Telstra has taken note of the big protest vote against its remuneration report last year because all options for the senior executive team, excluding Sol’s special deal, will lapse if Telstra doesn’t deliver a total return of 55% between July 2006 and July 2010.
Chairman Don McGauchie declared himself to be “very pleased” that chief operating officer Greg Winn had signed a new deal, but there was no such sentiment for Sol, suggesting relations might have cooled somewhat.
Sol’s new package comprises a $3 million base package and then a short-term incentive capped at $3 million in cash and $3 million in deferred free shares.
The long-term incentive is an options play over 20.6 million shares with the first tranche of 10.3 million shares issued at just $3.67 a share, so they’re already $10 million in the money. The second and third year entitlements are both over 5.17 million shares. Sol’s options start to kick in with just an 11.5% increase in Telstra’s wealth – a disparity that will surely generate some heat internally and with shareholders.

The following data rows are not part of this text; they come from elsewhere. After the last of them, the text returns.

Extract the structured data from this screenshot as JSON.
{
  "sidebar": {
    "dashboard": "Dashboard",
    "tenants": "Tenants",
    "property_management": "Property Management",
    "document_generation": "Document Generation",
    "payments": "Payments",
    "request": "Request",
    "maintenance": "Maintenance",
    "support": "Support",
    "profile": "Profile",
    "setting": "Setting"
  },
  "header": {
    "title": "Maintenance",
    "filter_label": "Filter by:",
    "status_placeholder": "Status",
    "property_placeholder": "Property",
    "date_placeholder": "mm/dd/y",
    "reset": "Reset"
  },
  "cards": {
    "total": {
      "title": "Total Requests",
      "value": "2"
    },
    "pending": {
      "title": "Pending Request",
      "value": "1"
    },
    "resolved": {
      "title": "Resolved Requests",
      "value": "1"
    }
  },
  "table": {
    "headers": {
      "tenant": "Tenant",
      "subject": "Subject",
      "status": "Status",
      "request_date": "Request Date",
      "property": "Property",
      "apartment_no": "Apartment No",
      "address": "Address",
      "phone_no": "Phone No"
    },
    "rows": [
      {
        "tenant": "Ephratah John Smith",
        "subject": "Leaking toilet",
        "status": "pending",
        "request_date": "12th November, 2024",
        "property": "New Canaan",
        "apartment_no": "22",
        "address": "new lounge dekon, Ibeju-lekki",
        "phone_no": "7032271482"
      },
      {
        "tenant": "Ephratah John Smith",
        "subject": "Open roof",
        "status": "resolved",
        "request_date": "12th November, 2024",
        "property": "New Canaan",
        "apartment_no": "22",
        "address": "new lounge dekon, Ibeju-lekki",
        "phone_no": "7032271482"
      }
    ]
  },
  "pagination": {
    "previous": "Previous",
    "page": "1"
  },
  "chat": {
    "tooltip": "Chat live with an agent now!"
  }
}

Tougher hurdles kick in for Sol to score all his options, but if the big-talking American can get Telstra shares up to $7 over the next three years, he’ll walk away with more than $100 million from his five year trip Down Under. Based on this morning’s results, that’s no easy task.